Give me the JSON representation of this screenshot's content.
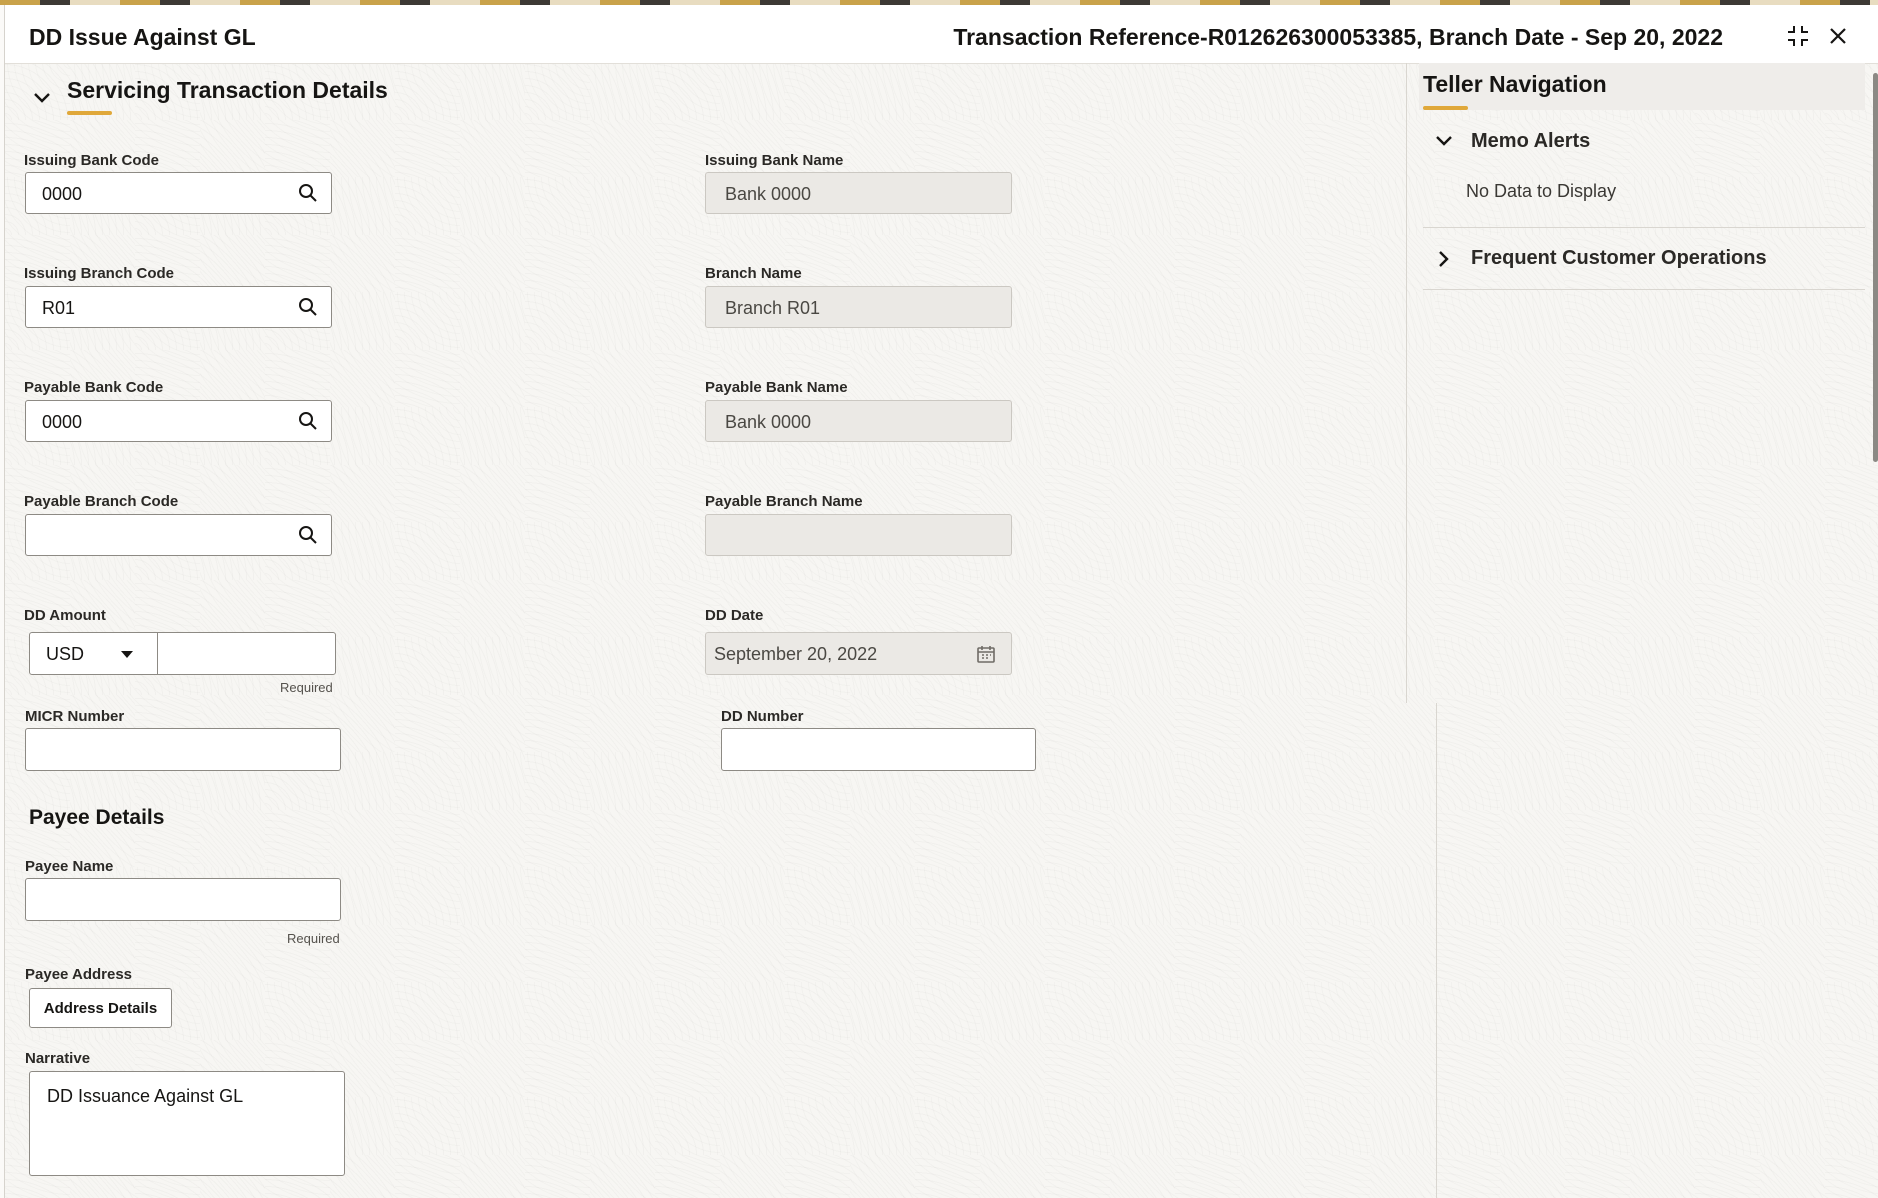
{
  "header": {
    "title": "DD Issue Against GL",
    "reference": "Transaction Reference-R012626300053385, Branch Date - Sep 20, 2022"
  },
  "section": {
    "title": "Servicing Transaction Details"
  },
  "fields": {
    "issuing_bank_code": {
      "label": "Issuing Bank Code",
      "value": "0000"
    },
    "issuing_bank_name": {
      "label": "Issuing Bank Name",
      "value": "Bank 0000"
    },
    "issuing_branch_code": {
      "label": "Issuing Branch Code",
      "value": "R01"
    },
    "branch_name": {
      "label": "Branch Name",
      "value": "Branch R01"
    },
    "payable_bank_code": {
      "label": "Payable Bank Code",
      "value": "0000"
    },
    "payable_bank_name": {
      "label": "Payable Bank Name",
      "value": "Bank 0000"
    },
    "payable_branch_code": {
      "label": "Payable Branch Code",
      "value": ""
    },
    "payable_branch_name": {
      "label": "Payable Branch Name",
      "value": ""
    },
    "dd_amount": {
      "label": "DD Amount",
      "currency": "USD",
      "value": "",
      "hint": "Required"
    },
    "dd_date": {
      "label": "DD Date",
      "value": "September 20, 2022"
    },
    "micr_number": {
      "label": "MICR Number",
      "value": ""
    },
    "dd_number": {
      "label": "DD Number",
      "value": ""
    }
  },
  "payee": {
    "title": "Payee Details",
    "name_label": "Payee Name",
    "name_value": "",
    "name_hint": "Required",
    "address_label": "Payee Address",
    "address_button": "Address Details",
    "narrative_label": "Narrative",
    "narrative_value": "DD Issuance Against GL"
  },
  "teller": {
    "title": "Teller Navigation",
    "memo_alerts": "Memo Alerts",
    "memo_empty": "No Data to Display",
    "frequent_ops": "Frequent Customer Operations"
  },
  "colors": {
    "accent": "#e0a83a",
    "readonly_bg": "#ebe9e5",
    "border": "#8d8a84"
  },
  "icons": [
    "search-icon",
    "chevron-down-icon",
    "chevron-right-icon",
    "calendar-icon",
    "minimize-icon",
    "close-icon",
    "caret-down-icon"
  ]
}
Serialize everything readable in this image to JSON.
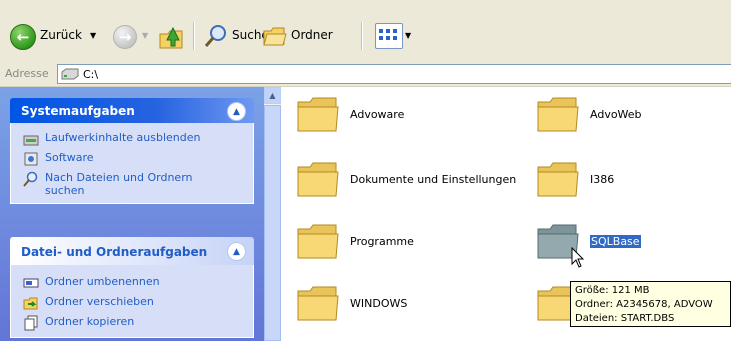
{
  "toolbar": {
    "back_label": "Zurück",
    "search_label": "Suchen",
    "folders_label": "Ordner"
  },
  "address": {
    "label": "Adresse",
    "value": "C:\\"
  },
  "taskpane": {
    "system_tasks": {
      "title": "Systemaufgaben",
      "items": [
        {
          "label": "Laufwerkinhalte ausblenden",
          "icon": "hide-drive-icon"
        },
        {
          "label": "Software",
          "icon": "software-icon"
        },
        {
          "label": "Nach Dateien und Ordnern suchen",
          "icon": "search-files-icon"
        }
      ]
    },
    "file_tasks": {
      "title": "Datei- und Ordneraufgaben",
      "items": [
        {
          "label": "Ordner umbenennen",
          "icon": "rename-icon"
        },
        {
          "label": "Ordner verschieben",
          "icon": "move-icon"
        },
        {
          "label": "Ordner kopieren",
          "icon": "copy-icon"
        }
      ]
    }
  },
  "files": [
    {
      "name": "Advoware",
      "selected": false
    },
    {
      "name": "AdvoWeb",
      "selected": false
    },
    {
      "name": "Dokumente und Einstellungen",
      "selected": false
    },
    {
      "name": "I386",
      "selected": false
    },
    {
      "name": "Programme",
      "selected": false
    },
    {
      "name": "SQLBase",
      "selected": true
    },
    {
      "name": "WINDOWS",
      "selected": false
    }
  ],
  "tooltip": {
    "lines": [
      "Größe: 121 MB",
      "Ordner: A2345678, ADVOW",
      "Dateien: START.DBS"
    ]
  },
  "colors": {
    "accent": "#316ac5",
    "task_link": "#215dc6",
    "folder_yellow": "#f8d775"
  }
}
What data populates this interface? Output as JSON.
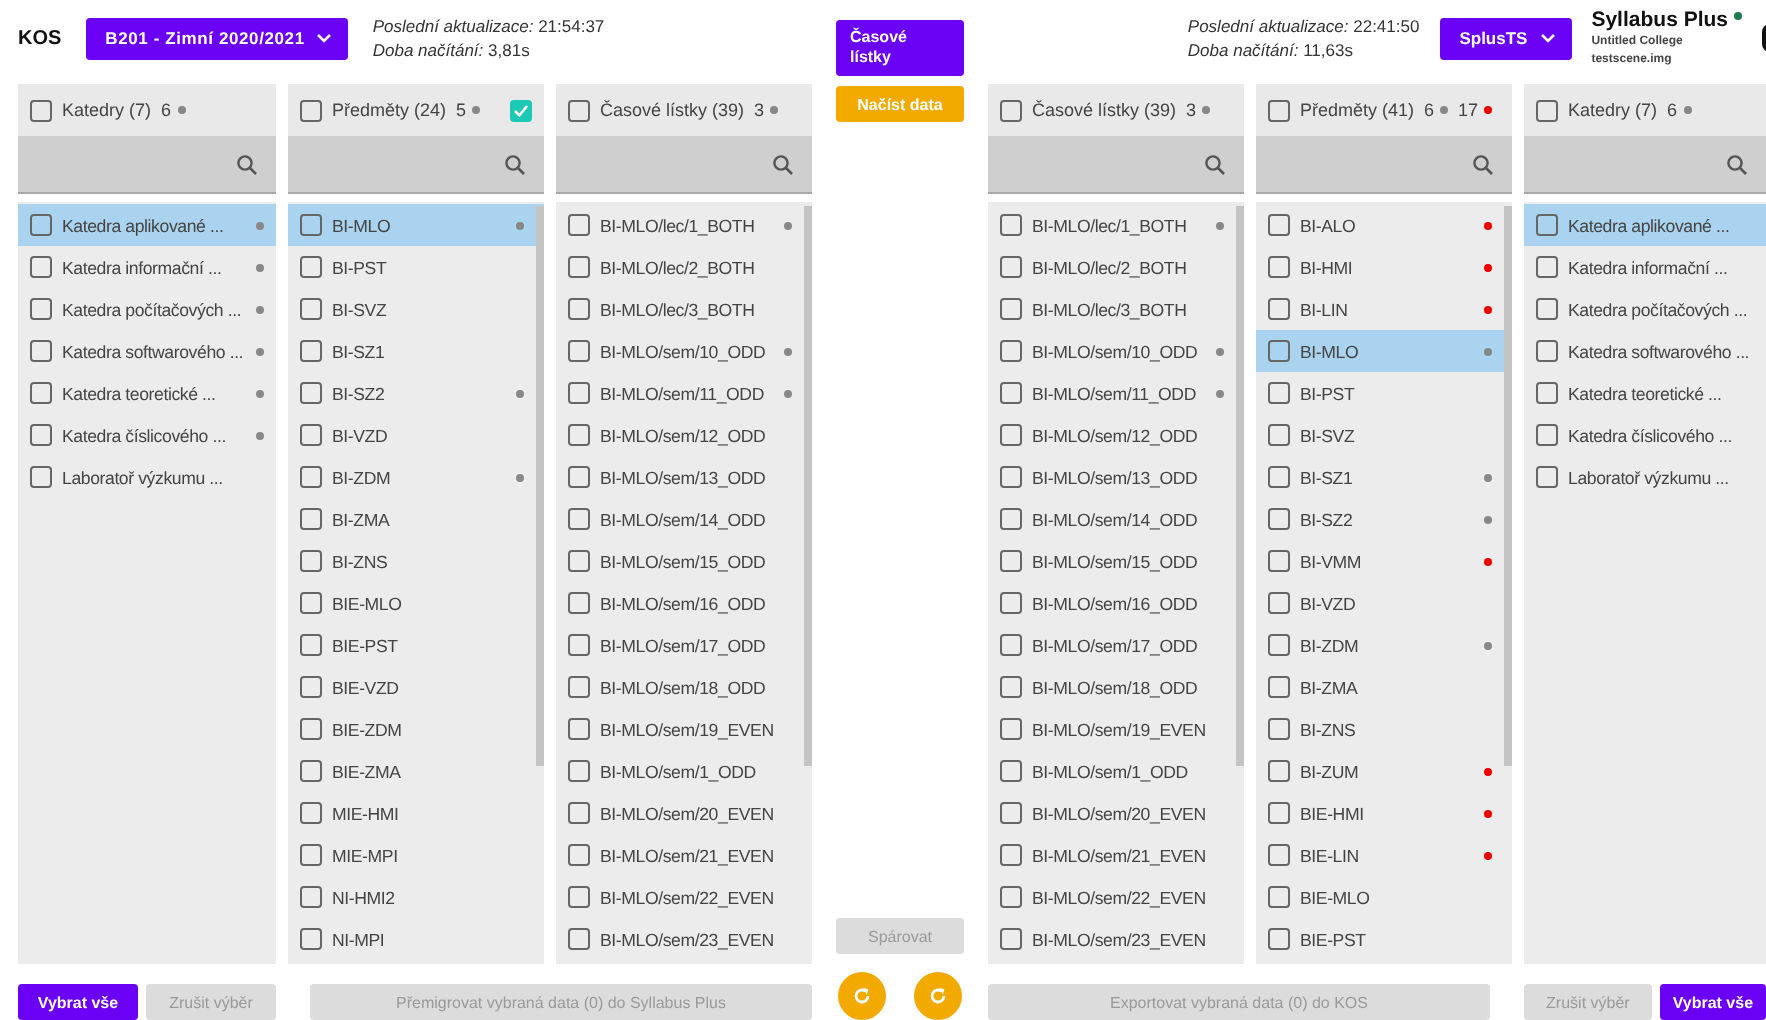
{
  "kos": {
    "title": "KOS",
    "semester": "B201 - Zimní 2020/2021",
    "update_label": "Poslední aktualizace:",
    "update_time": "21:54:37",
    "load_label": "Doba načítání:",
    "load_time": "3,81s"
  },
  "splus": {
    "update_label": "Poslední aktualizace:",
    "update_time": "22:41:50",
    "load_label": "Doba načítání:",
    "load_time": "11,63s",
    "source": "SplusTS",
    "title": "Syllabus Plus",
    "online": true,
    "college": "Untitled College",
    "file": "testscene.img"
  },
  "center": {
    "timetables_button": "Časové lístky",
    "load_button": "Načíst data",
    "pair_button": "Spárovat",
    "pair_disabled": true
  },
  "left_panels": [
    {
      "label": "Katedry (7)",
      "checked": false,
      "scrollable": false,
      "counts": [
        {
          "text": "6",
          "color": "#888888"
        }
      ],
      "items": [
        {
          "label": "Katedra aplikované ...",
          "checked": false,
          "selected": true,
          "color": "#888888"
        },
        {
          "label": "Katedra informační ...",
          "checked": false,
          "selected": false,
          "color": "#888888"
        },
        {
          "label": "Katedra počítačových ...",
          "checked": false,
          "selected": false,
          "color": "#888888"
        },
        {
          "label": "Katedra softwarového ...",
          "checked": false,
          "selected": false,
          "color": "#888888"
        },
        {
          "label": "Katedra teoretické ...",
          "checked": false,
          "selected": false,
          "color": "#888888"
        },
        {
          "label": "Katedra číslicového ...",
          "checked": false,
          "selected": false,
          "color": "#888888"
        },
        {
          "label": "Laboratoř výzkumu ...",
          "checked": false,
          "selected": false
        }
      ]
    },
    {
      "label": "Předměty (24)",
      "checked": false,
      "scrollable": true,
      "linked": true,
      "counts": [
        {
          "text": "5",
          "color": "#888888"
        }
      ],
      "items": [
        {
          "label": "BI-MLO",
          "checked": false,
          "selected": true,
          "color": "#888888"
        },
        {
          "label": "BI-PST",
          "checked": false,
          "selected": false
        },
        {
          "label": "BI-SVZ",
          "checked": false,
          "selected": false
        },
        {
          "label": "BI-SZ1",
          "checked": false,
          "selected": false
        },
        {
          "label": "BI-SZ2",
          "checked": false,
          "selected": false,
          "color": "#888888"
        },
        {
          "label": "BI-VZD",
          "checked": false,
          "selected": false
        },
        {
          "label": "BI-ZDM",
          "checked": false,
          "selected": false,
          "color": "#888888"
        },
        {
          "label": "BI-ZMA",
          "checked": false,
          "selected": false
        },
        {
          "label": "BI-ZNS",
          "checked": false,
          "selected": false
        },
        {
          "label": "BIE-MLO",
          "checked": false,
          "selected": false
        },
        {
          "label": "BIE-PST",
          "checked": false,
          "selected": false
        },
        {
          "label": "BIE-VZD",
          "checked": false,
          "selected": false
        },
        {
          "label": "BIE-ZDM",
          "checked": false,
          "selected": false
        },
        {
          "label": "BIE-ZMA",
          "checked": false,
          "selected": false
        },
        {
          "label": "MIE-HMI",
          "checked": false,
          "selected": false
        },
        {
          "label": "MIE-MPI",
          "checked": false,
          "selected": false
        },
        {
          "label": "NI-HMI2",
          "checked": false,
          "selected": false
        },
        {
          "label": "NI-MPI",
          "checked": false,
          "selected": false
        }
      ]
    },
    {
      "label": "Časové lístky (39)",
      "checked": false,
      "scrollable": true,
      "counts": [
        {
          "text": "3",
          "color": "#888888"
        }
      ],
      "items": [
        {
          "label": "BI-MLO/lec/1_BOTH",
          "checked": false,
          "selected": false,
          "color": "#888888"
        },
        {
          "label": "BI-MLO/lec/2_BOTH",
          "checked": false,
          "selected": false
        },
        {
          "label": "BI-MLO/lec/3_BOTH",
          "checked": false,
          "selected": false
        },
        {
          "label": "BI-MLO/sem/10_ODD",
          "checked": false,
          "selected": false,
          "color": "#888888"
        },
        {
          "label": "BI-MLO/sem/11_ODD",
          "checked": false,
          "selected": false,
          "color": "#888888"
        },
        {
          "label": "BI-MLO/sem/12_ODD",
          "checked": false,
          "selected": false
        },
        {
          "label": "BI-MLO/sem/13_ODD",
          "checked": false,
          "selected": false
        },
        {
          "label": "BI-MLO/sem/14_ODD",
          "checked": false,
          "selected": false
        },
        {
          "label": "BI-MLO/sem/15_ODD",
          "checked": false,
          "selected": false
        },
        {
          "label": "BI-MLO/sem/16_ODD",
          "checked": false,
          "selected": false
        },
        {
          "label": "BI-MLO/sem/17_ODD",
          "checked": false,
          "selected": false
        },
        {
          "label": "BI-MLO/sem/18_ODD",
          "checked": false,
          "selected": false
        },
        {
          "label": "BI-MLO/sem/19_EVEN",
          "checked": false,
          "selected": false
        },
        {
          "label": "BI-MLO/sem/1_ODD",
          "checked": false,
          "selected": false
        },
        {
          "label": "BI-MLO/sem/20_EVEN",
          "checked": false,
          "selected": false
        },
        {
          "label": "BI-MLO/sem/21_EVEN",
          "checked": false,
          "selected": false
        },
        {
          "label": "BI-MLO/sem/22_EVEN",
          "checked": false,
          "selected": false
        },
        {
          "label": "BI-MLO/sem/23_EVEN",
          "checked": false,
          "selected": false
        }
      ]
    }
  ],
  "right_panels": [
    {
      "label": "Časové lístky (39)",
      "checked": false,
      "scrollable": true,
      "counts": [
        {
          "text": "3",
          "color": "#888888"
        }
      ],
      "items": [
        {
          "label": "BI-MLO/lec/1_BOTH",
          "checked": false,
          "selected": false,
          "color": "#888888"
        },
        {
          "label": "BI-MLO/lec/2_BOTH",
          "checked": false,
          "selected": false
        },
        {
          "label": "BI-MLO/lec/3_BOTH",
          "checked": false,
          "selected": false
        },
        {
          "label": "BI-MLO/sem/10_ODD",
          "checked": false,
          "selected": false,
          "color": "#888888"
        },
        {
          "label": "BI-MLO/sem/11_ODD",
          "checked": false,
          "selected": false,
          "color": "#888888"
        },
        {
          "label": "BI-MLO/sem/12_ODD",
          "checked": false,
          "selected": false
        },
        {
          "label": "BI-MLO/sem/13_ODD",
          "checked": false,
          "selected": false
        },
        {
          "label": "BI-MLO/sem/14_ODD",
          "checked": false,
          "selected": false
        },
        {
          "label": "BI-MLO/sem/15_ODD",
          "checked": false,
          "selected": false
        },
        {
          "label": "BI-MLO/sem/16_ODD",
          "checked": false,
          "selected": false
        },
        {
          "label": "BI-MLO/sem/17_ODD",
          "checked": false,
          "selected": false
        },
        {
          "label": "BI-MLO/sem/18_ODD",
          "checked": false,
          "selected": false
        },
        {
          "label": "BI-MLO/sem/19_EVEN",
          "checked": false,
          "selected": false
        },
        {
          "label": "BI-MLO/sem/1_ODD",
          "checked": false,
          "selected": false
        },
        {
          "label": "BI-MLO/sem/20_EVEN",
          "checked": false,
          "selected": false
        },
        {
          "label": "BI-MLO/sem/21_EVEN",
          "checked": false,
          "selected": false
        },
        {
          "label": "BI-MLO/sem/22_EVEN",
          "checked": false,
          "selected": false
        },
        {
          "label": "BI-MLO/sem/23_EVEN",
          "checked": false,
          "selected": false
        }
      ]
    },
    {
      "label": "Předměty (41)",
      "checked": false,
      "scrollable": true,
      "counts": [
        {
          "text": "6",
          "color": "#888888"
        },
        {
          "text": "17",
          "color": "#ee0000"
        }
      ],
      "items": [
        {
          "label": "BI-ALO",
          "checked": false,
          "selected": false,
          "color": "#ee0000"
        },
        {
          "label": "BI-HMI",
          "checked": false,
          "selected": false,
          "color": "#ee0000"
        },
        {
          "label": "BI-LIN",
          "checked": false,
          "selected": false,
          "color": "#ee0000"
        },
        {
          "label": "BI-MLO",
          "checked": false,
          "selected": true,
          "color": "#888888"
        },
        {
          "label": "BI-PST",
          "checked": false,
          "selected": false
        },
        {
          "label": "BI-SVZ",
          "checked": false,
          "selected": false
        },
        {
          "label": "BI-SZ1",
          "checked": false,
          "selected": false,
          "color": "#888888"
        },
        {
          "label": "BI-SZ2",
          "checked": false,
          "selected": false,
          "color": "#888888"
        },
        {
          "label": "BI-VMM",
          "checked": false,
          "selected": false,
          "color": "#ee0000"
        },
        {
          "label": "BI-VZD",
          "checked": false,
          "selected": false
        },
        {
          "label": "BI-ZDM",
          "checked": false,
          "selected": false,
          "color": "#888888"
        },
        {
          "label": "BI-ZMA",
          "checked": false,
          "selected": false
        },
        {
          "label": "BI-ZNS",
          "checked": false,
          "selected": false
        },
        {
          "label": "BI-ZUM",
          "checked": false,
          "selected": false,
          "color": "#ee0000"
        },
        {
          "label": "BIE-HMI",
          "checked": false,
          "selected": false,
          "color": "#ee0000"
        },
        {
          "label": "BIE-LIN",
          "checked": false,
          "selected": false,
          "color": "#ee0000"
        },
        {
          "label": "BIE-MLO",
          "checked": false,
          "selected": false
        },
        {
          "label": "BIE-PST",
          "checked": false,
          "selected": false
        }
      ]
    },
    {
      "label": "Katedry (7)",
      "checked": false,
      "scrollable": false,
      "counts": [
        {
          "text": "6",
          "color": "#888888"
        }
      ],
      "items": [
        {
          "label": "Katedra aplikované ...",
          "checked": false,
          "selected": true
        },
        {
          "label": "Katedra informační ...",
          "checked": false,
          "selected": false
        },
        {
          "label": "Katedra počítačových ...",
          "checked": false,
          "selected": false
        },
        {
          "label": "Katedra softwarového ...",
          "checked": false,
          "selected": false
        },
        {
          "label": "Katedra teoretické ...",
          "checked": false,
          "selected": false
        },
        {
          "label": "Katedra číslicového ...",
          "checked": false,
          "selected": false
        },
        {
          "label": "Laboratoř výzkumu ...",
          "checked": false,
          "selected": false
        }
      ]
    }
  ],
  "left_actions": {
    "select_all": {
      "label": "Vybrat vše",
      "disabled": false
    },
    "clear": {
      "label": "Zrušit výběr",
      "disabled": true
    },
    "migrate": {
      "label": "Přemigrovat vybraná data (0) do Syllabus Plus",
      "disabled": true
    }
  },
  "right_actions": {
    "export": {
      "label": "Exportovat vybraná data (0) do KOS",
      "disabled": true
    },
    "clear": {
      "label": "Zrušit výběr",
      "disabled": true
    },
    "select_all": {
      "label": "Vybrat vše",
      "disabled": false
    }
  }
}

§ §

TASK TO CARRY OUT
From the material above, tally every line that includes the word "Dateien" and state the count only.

ANSWER BOX
2